We, and the entire world, must not be fooled. Historically, Muslim ties to Jerusalem have always been based on little more than political expediency disguised as religious fervor. Currently, we are experiencing a fourth wave of Muslim aggrandizement of Jerusalem – at our expense – for its own political purposes.
Islam first artificially enhanced Jerusalem during Muhammad’s own lifetime. In a barefaced attempt to win over the Jews living near his hometown of Medina, Muhammad announced that prayers would be directed towards Jerusalem. However, when he saw that the Jews weren’t interested in his advances, he turned violent and slaughtered them – and subsequently directed that all prayers be said towards Mecca.
Muhammad completely abandoned Jerusalem, says Arab expert Dr. Mordechai Kedar. Not only did he not mention the city in the Koran, but later, when Muslims conquered the Holy Land, they totally ignored Jerusalem and established their capital in Ramle!
Some decades after Muhammed’s death, Islam again felt the political need to aggrandize Jerusalem. Caliph Abdel Malik, who reigned among Umayyad Muslims from 684 to 705, was caught off guard when Mecca and Medina were captured by a rival Muslim leader – and so he came up with the idea of renewing Jerusalem as a “top holy city.”
He built the Dome of the Rock, imitating impressive Christian churches in the city, precisely on the site of the Beit HaMikdash. Thus, possibly the most-recognized Muslim symbol around the world came about as a result of internal Muslim politics. Once Jerusalem was no longer needed to buttress the Muslim leaders, its importance to Islam waned.
The third Muslim infatuation with Jerusalem occurred during the 12th-century. Muslim leader Salah a-Din needed to inflame his warriors against the Christian Crusaders, and – so once again – Jerusalem briefly became the focus of jihad and religious longing. Interestingly, the Arabic inscriptions that so impressively adorn the Dome of the Rock, written by Salah a-Din and other Islamic conquerors, make no mention of Jerusalem per se but only of the triumphant refurbishing of the dome.
For centuries thereafter, Jerusalem remained far in the background for the Muslim world, which focused instead on Mecca and Medina as its holy cities.
Today, once again, though, the Muslims have taken to claiming Jerusalem as a pinnacle of their religious aspirations – and their political interest this time is simply to rid the Middle East of Israel.

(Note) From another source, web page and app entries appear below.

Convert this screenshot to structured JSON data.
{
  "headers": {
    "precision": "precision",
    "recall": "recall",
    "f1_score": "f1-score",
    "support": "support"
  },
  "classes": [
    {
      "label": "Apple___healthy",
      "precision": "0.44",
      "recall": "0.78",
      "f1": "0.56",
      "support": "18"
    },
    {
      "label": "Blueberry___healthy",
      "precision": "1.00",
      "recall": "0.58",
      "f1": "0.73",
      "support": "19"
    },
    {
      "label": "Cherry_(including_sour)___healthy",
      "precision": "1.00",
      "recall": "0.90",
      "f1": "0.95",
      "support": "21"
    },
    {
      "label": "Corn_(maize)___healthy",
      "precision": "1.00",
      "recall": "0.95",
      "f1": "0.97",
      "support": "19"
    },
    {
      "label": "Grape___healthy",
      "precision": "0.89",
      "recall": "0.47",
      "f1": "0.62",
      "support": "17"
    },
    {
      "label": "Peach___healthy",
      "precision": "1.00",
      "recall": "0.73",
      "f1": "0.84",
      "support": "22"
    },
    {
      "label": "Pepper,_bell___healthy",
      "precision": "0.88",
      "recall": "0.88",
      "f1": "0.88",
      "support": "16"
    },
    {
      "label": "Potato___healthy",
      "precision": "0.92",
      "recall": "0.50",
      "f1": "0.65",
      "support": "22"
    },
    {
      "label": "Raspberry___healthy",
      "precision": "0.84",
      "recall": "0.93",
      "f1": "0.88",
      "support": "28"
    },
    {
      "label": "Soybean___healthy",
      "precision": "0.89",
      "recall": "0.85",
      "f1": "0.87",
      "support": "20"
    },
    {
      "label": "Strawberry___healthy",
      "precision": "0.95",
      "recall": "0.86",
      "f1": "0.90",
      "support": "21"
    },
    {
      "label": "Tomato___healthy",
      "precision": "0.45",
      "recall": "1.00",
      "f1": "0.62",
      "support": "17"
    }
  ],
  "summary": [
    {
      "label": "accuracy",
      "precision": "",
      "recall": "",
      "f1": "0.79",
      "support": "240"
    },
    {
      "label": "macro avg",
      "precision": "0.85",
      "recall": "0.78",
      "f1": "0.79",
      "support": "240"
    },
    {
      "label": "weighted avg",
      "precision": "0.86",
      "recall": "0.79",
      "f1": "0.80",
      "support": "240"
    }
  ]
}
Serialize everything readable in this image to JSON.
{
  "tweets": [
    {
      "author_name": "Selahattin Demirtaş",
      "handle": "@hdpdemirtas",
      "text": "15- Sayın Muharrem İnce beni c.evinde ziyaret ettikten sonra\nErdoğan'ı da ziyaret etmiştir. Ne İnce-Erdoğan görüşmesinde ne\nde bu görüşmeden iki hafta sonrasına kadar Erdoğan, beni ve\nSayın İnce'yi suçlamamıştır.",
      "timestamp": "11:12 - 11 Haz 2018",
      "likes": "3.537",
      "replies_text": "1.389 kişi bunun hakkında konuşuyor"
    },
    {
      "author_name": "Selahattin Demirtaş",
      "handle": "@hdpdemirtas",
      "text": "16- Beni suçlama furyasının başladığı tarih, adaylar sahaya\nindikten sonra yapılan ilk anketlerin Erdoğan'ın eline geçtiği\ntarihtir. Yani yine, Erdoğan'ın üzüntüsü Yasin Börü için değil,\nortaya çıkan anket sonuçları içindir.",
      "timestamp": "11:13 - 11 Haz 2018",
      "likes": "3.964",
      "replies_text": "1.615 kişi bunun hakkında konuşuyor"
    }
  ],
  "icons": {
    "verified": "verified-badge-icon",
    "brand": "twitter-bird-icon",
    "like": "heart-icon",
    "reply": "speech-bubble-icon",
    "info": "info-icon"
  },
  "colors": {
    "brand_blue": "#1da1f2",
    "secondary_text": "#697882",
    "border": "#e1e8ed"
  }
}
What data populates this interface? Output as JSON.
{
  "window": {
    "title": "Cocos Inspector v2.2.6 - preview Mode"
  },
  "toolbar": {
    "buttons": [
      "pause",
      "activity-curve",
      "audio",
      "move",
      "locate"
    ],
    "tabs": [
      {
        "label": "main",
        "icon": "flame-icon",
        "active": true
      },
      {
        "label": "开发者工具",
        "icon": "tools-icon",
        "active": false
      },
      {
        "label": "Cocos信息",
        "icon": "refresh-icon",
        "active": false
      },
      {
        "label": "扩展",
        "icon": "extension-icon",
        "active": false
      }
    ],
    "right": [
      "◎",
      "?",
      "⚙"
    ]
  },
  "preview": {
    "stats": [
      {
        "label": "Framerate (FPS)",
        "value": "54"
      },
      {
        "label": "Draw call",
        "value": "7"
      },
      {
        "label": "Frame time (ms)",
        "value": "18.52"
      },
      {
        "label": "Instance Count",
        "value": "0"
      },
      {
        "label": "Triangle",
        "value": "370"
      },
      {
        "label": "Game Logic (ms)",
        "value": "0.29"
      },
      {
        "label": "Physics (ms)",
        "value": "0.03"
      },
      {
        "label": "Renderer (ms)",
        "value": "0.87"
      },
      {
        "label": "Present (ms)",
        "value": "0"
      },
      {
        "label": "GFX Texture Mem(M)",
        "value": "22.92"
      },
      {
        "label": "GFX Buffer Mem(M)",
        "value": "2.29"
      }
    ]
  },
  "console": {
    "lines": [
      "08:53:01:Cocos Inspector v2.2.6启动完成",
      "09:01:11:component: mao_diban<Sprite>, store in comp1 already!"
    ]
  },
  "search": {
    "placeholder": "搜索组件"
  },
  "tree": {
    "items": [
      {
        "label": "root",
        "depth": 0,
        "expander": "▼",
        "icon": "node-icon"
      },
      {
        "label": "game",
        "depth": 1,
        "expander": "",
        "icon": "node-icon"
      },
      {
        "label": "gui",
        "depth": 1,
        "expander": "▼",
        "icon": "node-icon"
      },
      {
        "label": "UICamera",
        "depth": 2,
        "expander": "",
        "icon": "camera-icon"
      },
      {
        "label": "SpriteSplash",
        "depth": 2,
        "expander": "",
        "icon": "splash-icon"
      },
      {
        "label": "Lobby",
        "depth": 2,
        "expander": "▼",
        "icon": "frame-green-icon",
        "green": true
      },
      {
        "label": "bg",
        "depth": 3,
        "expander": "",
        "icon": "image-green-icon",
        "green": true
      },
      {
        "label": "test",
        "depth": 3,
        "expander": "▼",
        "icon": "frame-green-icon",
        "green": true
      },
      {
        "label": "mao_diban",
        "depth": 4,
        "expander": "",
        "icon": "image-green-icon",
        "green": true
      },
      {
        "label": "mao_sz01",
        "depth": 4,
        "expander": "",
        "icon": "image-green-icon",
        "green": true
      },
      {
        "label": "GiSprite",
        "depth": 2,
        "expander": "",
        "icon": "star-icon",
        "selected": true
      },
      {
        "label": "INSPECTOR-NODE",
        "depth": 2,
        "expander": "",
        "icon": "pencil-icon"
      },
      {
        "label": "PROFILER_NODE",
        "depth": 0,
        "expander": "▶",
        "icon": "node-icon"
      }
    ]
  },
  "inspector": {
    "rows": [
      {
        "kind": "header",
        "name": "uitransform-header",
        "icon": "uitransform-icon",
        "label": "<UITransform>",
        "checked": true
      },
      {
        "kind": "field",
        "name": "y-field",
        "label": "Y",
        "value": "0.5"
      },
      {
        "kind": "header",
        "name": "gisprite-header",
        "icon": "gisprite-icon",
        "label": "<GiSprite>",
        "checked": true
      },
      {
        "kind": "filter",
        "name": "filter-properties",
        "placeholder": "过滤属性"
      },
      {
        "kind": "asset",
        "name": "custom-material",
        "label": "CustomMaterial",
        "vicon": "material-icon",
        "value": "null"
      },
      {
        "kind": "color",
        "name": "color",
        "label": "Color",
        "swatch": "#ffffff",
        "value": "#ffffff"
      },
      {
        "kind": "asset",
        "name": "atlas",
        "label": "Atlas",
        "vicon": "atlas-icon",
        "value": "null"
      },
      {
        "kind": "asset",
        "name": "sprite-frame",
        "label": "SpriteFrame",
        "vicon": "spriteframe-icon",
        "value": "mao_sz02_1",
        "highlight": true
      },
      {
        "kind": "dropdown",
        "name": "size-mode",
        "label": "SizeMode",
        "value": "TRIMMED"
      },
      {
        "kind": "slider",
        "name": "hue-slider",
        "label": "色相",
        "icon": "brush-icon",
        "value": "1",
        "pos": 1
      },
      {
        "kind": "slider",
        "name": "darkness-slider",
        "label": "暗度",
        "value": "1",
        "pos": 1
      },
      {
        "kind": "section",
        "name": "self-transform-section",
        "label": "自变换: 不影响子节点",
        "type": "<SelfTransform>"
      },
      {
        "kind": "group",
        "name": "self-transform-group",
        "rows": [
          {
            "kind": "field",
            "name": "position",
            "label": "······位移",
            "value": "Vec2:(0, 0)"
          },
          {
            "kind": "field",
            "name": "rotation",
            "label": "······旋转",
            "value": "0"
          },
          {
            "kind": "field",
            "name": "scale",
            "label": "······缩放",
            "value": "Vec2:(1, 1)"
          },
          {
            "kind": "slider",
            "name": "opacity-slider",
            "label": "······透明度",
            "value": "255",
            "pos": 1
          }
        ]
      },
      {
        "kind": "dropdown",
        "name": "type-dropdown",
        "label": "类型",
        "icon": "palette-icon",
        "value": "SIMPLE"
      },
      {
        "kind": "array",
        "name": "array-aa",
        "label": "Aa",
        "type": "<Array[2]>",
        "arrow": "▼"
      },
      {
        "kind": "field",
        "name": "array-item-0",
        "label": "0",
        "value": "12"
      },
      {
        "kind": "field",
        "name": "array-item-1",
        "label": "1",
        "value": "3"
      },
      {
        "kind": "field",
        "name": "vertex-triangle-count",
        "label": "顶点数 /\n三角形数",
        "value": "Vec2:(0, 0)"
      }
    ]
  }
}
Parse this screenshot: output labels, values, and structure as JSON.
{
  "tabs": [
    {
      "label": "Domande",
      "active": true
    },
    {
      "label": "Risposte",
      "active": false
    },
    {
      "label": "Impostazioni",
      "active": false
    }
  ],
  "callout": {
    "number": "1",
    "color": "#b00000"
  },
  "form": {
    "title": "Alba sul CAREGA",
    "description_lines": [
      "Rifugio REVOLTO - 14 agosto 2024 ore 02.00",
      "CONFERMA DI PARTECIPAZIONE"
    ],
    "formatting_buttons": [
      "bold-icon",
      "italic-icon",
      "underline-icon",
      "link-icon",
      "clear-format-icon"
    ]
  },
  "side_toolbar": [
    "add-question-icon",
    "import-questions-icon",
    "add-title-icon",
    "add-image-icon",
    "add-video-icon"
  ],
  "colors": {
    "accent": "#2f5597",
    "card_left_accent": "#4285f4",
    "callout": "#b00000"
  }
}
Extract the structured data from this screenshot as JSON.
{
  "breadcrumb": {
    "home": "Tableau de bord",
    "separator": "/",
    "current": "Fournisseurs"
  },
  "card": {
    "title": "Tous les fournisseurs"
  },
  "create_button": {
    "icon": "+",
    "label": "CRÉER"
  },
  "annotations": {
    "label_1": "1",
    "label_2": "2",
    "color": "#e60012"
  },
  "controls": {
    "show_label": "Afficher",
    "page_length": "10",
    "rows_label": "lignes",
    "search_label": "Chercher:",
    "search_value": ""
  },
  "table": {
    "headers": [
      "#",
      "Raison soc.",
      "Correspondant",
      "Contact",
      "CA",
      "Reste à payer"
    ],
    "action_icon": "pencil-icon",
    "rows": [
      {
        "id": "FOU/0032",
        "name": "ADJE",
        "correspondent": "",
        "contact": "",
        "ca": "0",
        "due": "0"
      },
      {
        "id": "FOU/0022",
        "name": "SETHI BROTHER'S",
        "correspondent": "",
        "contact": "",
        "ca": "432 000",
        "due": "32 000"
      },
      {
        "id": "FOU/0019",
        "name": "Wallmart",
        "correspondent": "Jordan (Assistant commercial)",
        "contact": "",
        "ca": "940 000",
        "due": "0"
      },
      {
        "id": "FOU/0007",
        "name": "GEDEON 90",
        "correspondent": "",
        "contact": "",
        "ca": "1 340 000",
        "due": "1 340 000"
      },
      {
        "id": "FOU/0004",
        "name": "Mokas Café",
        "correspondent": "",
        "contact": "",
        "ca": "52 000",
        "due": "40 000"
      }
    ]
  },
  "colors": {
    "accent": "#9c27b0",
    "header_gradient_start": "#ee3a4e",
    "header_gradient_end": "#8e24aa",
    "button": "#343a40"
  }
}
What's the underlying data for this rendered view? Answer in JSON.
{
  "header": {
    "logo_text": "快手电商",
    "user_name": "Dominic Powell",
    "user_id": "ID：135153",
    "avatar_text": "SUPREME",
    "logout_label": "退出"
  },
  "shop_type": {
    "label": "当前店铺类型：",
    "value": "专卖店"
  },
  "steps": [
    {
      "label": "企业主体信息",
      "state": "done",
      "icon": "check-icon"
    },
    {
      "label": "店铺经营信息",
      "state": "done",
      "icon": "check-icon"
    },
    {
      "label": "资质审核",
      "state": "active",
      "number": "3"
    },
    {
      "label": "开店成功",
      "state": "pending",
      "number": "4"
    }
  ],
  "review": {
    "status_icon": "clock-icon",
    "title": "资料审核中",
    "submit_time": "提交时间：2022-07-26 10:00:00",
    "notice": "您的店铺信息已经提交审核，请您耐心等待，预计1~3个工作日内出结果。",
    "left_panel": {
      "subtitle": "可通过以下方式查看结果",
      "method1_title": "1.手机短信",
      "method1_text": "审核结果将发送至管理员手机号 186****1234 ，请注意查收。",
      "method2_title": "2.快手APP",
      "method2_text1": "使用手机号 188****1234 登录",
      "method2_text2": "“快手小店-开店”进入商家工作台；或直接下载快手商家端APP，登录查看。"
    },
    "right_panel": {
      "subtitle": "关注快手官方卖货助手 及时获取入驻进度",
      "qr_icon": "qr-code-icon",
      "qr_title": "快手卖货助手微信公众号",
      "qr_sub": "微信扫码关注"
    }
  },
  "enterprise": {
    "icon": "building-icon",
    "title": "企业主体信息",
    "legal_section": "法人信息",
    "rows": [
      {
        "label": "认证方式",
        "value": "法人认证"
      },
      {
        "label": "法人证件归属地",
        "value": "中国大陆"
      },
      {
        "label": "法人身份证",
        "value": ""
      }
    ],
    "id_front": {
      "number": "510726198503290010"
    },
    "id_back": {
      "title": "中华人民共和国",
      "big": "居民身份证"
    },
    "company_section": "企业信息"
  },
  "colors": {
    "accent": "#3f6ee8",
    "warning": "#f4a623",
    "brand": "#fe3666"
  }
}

When the PLO was founded in 1964, its original charter did not even mention Jerusalem. Yet now, Hamas and Fatah spokesmen highlight the city’s “sanctity” and deny that our Beit HaMikdash ever stood there – despite abundant, really irrefutable, historical evidence to the contrary.
Hamas’s charter states that its goal to destroy Israel is nourished by “religious” zeal, which must constantly be fanned and encouraged in order to attain its ultimate political goal. The introduction states, “Israel will rise and will remain erect until Islam eliminates it as it had eliminated its predecessors.” Article 15 reads as follows:
“It is necessary to establish in the minds of all Muslim generations that the Palestinian issue is a religious issue, and that it must be dealt with as such, for [Palestine] contains Islamic holy places, [namely] the Al-Aqsa mosque, which is inseparably connected…to the holy mosque of Mecca through the Prophet’s nocturnal journey and through his ascension to heaven thence.”
The international community should relate to Palestinians’ claims to Jerusalem as nothing more than the desire to do away with Israel. As Dr. Kedar wrote several years ago: Should UN forces be sent to the Middle East just because [the PLO] has decided to recycle the political problems of the Umayyads 1,250 years after the curtain came down on their role in history?
Nothing can justify forcing the Jewish people “sharing” sovereignty over its holy city with an opportunistic usurper, no matter how many times the latter seeks to appropriate the city’s inherent holiness.
To advocate for keeping Jerusalem united under Israeli sovereignty, visit the holy city and e-mail firstname.lastname@example.org to find out about KeepJerusalem’s bus tours in news-making areas of the capital.